I have an odd ability: I can sit in a room for 30-45 minutes staring at the objects around me, just thinking about their history and place in my home, where I might move them to their best advantage, whether or not I need or use them, and how they relate to other things in the room and in my life.
From this you might gather that I have a lot of objects. And you’d be right.
So, at the end of four full weeks of no frivolous shopping, while I’m no longer bringing new items into my home, I’m shopping, both physically and mentally, amongst the possessions I already own.
It’s Day #28, and after spending the late afternoon and early evening cleaning out my bedroom and closet, I’ve discovered so many things I knew I’d bought but hadn’t ever taken out of their bags. So many lovely things that were special — are special — but perhaps are too special to use.
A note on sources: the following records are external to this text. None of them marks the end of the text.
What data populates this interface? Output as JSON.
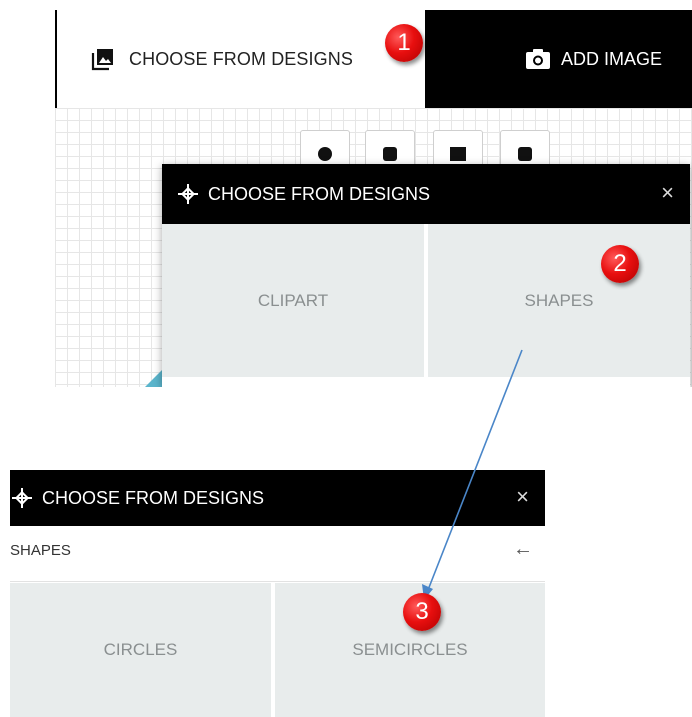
{
  "top": {
    "tabs": [
      {
        "label": "CHOOSE FROM DESIGNS",
        "icon": "images-icon"
      },
      {
        "label": "ADD IMAGE",
        "icon": "camera-icon"
      }
    ],
    "toolbar_icons": [
      "download-icon",
      "print-icon",
      "magnet-icon",
      "zoom-icon"
    ],
    "modal": {
      "title": "CHOOSE FROM DESIGNS",
      "close": "×",
      "options": [
        "CLIPART",
        "SHAPES"
      ]
    }
  },
  "bottom": {
    "modal": {
      "title": "CHOOSE FROM DESIGNS",
      "close": "×",
      "subtitle": "SHAPES",
      "back": "←",
      "options": [
        "CIRCLES",
        "SEMICIRCLES"
      ]
    }
  },
  "callouts": [
    "1",
    "2",
    "3"
  ],
  "colors": {
    "header_bg": "#000000",
    "tile_bg": "#e8ecec",
    "badge_red": "#e80f0f",
    "arrow_blue": "#4a86c8",
    "teal_accent": "#5bb5cc"
  }
}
In my first post on this blog I referred to Guest Soap Voice, but this idea of ‘too special to use’ is more accurately described as Guest Soap Mindset — a belief that everyday life is too ordinary for these Special Things.
Special needs to be saved, stored, not wasted . The good, the beautiful, the special has to be held in reserve for an unspecified future date. These anticipated occurrences fall under the designation of Those Moments That Matter.
What exactly are Those Moments That Matter?
I don’t know, because so far no single moment has ever come along that was so incredible that I broke into my stash of Special Things and actually used any of them.
BETTER THAN TODAY
We talk about saving for a rainy day, putting something aside for the future, expecting that tomorrow will be better than today. My mother was that type of person, always anticipating Something in the Future that would make everything right.
She never said it outright, but there was always the sense that this Something would provide her the ‘happily ever after’ that life seemed to have denied her. Her prince — my father — came, but he only provided her ‘happily for a little while after’; in the long run, he turned out to be just another ordinary thing in her everyday life.
I knew my mother was dissatisfied because she could never leave well enough alone. She had to constantly move furniture, rearrange, change things up. She didn’t buy new things — we couldn’t afford it. Instead she’d do something that forced us to live our lives differently. I’d come home from school and the spare bedroom would be turned into her sewing room, the bed pushed into the corner with furniture in front of it because — as she explained — “Nobody ever sleeps over.”
NO LONGER ENOUGH
She wasn’t locked into convention. If a whim struck, she acted on it.
So even though our kitchen had an attached dining area where we’d previously entertained guests for dinner, on another day I came home from school and found that the dining table and chairs had been moved into the living room by the fireplace. Now our attached dining room held a couch, chairs, and a TV.
It made the living room very crowded.
Even worse, the TV now blared throughout every meal. It was a habit I grew to hate, one that did not carry over into my own adult life.
My mother never said she was dissatisfied in words; I doubt she could articulate it. She couldn’t change people, change relationships, change herself, but she could change her stuff. And as she got older and moved from the house I grew up in to a new house where I was only a visitor, moving furniture was no longer enough.
BE SO NICE
She got it into her head that she needed a sunroom in place of the back deck off the dining room. “After we build the sunroom, it will be so nice.” She had it built but didn’t anticipate how hot it would be in summer or how cold in winter.
Then she fixated on renovating a portion of the basement into a family room; the house didn’t have one upstairs. “After we build the family room, it will be so nice.” But then the basement began to flood regularly, and she realized that putting down carpeting and drywall would not be advisable.
Still she clung to the idea that having a family room would solve all her problems.
My parents were comfortable but not rich by any means. If they had been, I suspect my mother would have been like the woman responsible for the Winchester House, that architectural oddity that kept growing as more and more rooms were added and odd wings, extensions, and extra stories were built.
She rearranged and renovated. I’m a cheaper date; I’ve bought and stashed away stuff.
For her, Those Moments That Mattered were her life post-sunroom or post-family room. Mine were of a different sort.
But because you’re not prepared to read a 2,000-word blog post and I’m not prepared to write one, I’ll save that story for next time.